|Persecution is a strange topic for most of us. To be sure, there are still Christians who face injustice and suffering today. These are direct consequences of their belief in God. The stories are painful to hear, much less endure.|
Pray for the persecuted church! I encourage you to make those prayers a priority in your local congregation.
As you do, it makes it hard to accept many of the cries of persecution coming from our country. As you’ve heard me say many times before, we are not persecuted. You’re right to recognize the Christian faith has lost some of its entitlement. But that’s a loss of privilege, not maltreatment. There are challenges to religious freedom we need to follow and address. But those apply to all religions, not only ours.
Pile on to that another conversation. If we have faced persecution, we haven’t responded all that well to it. It feels like many Christians want to fight fire with infernos. We’ll scorch everything if we sense any potential infringement on our rights. I’ll let you reflect on what that might mean.
Many early Christians responded differently.
We’ve affirmed the widespread, ongoing persecution of Christians is a myth. Persecution was typically localized and sporadic, although there were exceptions. Many Christians embraced persecution. No, they weren’t itching to be murdered. But they understood their circumstance as a way to honor the Lord’s sacrifice. When they suffered as he did, they glorified Jesus even in their death.
Let’s not speculate what we would do if we were in that situation. Instead, let’s pray we would have the strength to hold onto our faith and not deny Jesus.
Other early Christians did not take persecution well. This sparked an early controversy of the church. We created labels for people who confessed Jesus in spite of persecution and for those who did not. Confessors were those who did not offer worship to other gods or the emperor. They confessed Christ and endured the torture that ensued. Others lapsed from the faith when confronted. They did not persevere and were called the lapsi.
The controversy began in a time of peace. How would you receive those who had lapsed if they wanted to return to the church? Would you make them offer certain forms of penance? Be rebaptized? Would you reject them from the fellowship altogether? These were the sides of the controversy.
So, why does this warrant a devotional for us?
Maybe it doesn’t. You’re gracious enough to let me wander from time to time.
But it may also offer a chance to reflect on what expectations we have of one another as the body of Christ. Some of what I hear and read online from Christians does not honor Christ. It does not glorify God. How, then, do I respond? Do I sever ties with people who won’t see the harm they do? Do we act like character and witness don’t matter?
In many ways, Christians still find ways to deny the lordship of Jesus. What should our response be?
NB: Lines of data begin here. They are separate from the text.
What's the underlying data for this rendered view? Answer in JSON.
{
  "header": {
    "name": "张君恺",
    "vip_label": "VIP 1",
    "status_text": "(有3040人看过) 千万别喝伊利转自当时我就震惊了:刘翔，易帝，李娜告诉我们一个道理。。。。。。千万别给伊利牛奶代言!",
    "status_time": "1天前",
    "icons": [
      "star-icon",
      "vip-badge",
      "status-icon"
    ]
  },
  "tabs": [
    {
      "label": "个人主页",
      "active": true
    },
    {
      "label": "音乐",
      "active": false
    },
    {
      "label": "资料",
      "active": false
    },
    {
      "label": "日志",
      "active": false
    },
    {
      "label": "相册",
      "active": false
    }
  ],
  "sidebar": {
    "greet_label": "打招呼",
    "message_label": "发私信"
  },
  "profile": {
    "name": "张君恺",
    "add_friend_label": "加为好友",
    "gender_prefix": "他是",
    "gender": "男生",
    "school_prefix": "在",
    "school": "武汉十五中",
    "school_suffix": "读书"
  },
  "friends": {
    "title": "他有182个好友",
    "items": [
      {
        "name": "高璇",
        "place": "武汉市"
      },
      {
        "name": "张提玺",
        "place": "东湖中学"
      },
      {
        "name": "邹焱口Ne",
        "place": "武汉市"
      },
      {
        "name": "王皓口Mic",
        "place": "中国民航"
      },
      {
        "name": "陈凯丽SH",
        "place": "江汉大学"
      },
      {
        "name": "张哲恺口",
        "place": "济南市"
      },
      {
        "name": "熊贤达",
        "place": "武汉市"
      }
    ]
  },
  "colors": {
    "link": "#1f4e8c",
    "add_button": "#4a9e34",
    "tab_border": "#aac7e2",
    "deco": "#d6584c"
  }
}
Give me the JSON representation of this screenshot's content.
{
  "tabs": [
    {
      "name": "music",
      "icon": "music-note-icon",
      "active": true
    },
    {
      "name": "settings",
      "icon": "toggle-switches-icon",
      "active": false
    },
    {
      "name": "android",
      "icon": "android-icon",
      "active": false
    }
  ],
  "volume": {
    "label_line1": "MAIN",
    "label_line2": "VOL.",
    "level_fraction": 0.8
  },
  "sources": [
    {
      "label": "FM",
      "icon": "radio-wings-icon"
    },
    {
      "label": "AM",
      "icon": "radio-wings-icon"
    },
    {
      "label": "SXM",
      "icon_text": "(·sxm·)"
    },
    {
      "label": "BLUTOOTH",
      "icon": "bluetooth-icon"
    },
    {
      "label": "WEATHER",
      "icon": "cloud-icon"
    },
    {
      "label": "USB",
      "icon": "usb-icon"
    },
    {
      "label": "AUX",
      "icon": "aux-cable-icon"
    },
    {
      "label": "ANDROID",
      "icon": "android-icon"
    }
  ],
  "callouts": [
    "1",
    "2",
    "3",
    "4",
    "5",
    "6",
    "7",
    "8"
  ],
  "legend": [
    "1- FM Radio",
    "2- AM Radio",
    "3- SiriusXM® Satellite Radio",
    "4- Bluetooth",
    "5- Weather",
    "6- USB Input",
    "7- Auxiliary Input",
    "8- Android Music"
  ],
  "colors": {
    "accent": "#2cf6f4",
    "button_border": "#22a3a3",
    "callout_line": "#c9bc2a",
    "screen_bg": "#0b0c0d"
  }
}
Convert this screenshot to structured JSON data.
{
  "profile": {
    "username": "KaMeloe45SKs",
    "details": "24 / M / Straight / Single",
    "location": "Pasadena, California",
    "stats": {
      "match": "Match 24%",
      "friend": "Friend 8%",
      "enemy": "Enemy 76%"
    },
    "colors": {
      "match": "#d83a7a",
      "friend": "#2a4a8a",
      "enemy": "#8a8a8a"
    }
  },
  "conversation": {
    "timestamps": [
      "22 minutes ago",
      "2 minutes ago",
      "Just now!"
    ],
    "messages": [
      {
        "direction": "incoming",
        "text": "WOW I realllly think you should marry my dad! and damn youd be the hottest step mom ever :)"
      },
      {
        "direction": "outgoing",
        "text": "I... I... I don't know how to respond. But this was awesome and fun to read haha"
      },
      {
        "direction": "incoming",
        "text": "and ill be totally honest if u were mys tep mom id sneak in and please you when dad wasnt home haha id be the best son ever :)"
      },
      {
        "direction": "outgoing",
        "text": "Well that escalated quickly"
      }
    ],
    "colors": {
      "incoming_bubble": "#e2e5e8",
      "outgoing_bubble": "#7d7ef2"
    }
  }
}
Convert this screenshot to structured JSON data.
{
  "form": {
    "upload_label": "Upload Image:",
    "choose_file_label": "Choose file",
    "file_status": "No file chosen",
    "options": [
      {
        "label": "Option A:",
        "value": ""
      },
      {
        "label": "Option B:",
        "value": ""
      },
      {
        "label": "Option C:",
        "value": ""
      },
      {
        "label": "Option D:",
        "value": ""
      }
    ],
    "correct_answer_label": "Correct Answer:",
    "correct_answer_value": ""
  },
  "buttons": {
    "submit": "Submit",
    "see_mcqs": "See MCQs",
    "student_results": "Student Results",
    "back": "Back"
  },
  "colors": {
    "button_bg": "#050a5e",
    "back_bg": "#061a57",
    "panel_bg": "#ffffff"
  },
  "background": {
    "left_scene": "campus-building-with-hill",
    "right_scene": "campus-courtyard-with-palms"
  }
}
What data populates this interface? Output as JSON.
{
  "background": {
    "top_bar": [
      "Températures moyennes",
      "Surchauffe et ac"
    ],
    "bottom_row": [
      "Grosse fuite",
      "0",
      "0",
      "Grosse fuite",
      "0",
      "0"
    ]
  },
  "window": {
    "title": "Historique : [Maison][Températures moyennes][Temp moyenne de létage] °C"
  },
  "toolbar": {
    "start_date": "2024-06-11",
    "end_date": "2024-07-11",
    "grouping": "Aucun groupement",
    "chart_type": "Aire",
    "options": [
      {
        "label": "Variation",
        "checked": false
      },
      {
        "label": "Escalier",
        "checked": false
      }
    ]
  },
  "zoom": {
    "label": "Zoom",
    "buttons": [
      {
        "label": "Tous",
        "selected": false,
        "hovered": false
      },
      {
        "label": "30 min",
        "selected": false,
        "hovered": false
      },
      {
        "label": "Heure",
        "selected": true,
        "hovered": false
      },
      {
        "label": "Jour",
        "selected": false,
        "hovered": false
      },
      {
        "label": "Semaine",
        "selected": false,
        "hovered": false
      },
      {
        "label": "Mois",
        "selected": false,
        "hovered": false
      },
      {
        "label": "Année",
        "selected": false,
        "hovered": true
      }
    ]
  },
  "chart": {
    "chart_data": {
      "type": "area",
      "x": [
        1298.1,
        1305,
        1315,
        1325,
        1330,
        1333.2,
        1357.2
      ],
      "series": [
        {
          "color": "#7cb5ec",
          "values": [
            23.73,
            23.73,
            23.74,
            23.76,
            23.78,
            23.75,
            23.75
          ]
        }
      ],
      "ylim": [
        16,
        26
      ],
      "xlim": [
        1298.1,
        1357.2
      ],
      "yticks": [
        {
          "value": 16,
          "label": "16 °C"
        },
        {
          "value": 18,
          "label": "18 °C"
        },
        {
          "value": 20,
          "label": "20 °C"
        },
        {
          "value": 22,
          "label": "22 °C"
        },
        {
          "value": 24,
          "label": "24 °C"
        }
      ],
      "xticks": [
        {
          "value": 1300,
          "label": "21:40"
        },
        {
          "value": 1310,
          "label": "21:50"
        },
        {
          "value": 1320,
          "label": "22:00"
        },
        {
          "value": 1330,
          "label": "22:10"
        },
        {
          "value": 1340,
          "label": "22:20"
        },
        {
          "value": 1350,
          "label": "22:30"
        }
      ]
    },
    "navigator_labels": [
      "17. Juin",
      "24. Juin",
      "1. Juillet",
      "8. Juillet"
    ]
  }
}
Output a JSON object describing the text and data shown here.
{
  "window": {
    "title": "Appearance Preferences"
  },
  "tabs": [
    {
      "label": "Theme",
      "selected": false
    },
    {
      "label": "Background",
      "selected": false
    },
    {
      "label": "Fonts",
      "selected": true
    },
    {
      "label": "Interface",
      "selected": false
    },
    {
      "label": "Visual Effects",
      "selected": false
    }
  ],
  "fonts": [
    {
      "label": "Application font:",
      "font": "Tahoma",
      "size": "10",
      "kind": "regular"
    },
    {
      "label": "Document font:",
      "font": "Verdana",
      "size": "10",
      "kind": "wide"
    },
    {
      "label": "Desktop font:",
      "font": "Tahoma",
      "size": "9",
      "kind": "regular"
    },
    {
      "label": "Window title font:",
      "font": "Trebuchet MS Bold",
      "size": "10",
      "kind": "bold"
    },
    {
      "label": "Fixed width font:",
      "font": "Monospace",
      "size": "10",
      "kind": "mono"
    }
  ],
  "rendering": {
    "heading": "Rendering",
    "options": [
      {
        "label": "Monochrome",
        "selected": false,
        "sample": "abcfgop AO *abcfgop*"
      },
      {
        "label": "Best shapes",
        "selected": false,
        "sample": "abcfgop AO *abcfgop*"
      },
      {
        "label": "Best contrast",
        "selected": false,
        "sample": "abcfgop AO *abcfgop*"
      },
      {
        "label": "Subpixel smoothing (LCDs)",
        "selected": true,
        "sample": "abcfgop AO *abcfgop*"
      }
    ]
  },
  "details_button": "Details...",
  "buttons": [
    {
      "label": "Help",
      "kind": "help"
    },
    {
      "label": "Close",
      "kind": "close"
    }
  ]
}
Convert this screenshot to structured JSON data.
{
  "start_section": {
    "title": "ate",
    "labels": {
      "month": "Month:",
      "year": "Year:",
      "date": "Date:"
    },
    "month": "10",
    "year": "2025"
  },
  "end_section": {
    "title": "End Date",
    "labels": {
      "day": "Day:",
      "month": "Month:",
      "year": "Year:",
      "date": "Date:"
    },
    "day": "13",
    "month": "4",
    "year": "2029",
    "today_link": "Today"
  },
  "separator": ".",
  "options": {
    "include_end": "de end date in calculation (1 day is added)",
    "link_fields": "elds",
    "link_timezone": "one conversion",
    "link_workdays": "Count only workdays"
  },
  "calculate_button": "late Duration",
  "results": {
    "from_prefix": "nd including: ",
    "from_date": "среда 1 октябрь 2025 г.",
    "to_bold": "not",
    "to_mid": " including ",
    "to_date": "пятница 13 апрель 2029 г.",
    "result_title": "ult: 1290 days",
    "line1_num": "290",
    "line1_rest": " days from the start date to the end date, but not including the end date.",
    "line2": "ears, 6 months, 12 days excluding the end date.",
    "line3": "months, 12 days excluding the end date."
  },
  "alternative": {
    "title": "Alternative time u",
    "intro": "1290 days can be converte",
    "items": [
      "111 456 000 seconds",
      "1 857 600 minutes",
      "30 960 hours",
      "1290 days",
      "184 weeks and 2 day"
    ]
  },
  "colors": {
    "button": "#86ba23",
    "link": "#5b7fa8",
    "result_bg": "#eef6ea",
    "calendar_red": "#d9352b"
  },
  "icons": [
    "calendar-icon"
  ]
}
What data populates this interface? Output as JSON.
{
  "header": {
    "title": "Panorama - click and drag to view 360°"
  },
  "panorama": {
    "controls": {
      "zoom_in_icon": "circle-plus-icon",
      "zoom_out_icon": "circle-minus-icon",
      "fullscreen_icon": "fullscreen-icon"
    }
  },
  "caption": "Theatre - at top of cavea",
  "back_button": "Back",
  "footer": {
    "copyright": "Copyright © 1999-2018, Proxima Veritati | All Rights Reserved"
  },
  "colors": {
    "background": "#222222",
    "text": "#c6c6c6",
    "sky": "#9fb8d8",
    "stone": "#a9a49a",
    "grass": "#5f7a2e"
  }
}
|The joke is Jesus went to the restaurant and asked for a table for twenty five. Only the twelve disciples were with him. So, why did he need so many seats? Because they were only going to sit on one side of the table.|
That’s the image Leonardo da Vinci made famous. It’s the depiction of Jesus and his disciples in The Last Supper. The scene details the disciples’ reaction to what Jesus has told them. That one of them will betray him. Some seem shocked and angry. Others look confused and surprised. One clutches the money bag as he spills salt on the table.
The horizontal view of the painting is for us. It was not meant to illustrate the actual seating arrangement. Imagine trying to get a table like that even at Chili’s.
We’ve learned most likely the table was u-shaped. We can’t help but imagine also they sat in chairs at an elevated table. When the gospels tell us the disciples reclined, that suggests something different. The table was much closer to the ground. Jesus and his disciples sat on the floor. The Romans called this a triclinium. They leaned over the table on their left side.
Let’s also consider where the disciples sat. Tradition tells us the places to the right and left of the host were honorable. Jesus was the host and John had the honorable spot. This made it easy for the beloved disciple to lean into Jesus’ chest to ask him a question. In The Last Supper, Judas is away from Jesus. But there is an argument that Judas reclined next to Jesus to his left. The host would serve the person on the left first. Judas received the bread from Jesus himself.
What was Judas doing sitting at a place of honor?
We all know what he is about to do do. We also know Jesus knew what he was about to do. Remember when our Lord taught to not sit in the place of honor when you get invited to a wedding (Luke 14:8)? It could be Judas forgot that teaching. Or, since it wasn’t a wedding, did he think that didn’t apply to him? We’re good at making exceptions for ourselves.
Of course, we should also consider Jesus told him to sit there. That sounds like Jesus, doesn’t it? He is the One who rejoices over finding one lost sheep and one coin. I imagine he’s the life of the party when one sinner repents (Luke 15:10).
And he’s the One that knows our sin. He knows how unfaithful we are. How fickle we can be. We mentioned the spilled salt in The Last Supper. It’s a small detail that illustrates a breaking of covenant. How often do we do that?
But still, our Lord gives us a place next to him. He doesn’t shoo us away from his presence. Instead, he gives us the freedom to do what we’re going to do. So, what are you going to do with that kind of love and grace?